Testimony is set to begin Tuesday in the case. Micheail Ward and Kenneth Williams face charges of murder and aggravated battery in the 2013 shooting that left the 15-year-old honor student dead and two other teens wounded.
Because some testimony against Williams would be considered inadmissible evidence against Ward, two sets of jurors will be shuffled in and out of the courtroom during parts of the trial. A panel of seven men and five women was selected Friday to stand in judgment of Williams, and a second 12-member jury will be picked Monday to weigh evidence against Ward.
Selection went quickly Friday; it took little more than two hours to select 12 jurors and two alternates. During questioning by Cook County Judge Nicholas Ford, more than half the jurors said they knew nothing about the case.
Some five and a half years ago, Pendleton’s murder was a national news story; the teen was gunned down just days after performing at President Barack Obama’s second inauguration festivities in Washington D.C. First Lady Michelle Obama, a South Side native, attended the funeral. Pendleton was mentioned by name in Obama’s 2013 State of the Union address, and her mother was in the Capitol during that speech.
Prosecutors have said Ward opened fire on a crowd of teens who had taken cover from the rain beneath an open-walled shelter in Harsh Park, about a block from King College Prep, where Pendleton was a sophomore. Ward and Williams were members of the SUWU gang faction that operated in the neighborhood, and were targeting what they thought were members of the rival 4-6 Terror gang. Ward, who confessed after a marathon interrogation, said Williams ordered him to open fire, and drove the getaway car.
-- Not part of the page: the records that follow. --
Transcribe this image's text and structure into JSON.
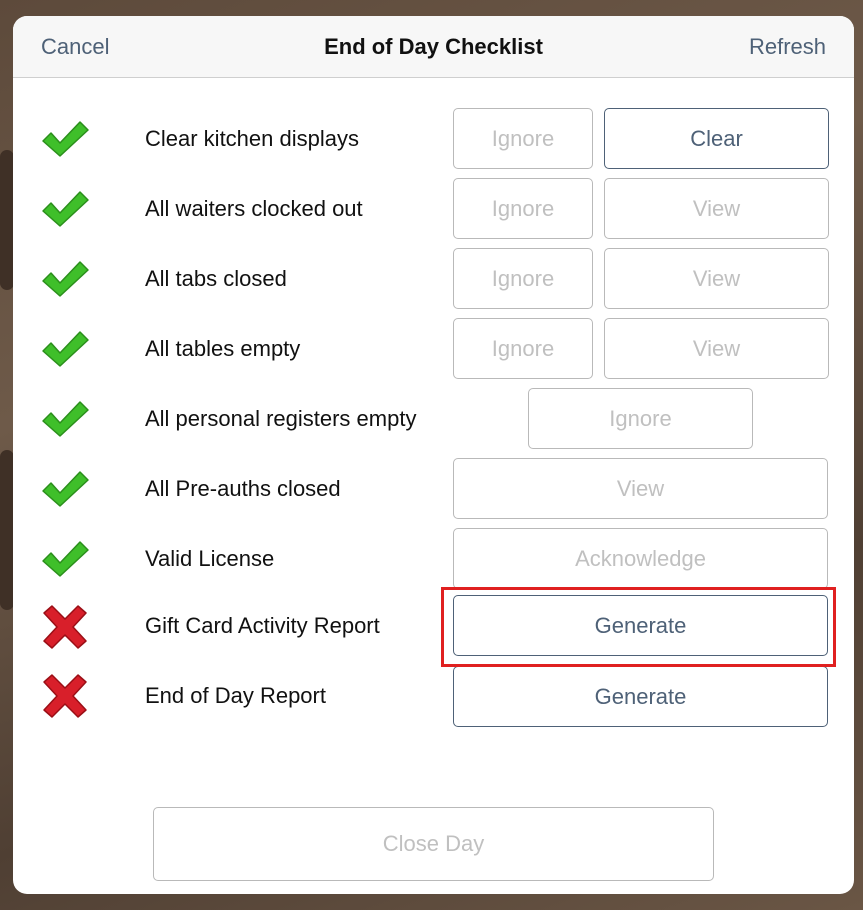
{
  "nav": {
    "cancel": "Cancel",
    "title": "End of Day Checklist",
    "refresh": "Refresh"
  },
  "items": [
    {
      "label": "Clear kitchen displays",
      "status": "done",
      "buttons": [
        "Ignore",
        "Clear"
      ]
    },
    {
      "label": "All waiters clocked out",
      "status": "done",
      "buttons": [
        "Ignore",
        "View"
      ]
    },
    {
      "label": "All tabs closed",
      "status": "done",
      "buttons": [
        "Ignore",
        "View"
      ]
    },
    {
      "label": "All tables empty",
      "status": "done",
      "buttons": [
        "Ignore",
        "View"
      ]
    },
    {
      "label": "All personal registers empty",
      "status": "done",
      "buttons": [
        "Ignore"
      ]
    },
    {
      "label": "All Pre-auths closed",
      "status": "done",
      "buttons": [
        "View"
      ]
    },
    {
      "label": "Valid License",
      "status": "done",
      "buttons": [
        "Acknowledge"
      ]
    },
    {
      "label": "Gift Card Activity Report",
      "status": "failed",
      "buttons": [
        "Generate"
      ]
    },
    {
      "label": "End of Day Report",
      "status": "failed",
      "buttons": [
        "Generate"
      ]
    }
  ],
  "footer": {
    "close_day": "Close Day"
  },
  "colors": {
    "accent": "#4e6177",
    "check": "#3fbf2a",
    "cross": "#d81f2a",
    "highlight": "#e02020"
  }
}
Ford on Friday said TV crews can film parts of the trial, though he allowed a dozen witnesses — most of them teens who were in the park at the time of the shooting, including two who were wounded — to opt out of having cameras show them.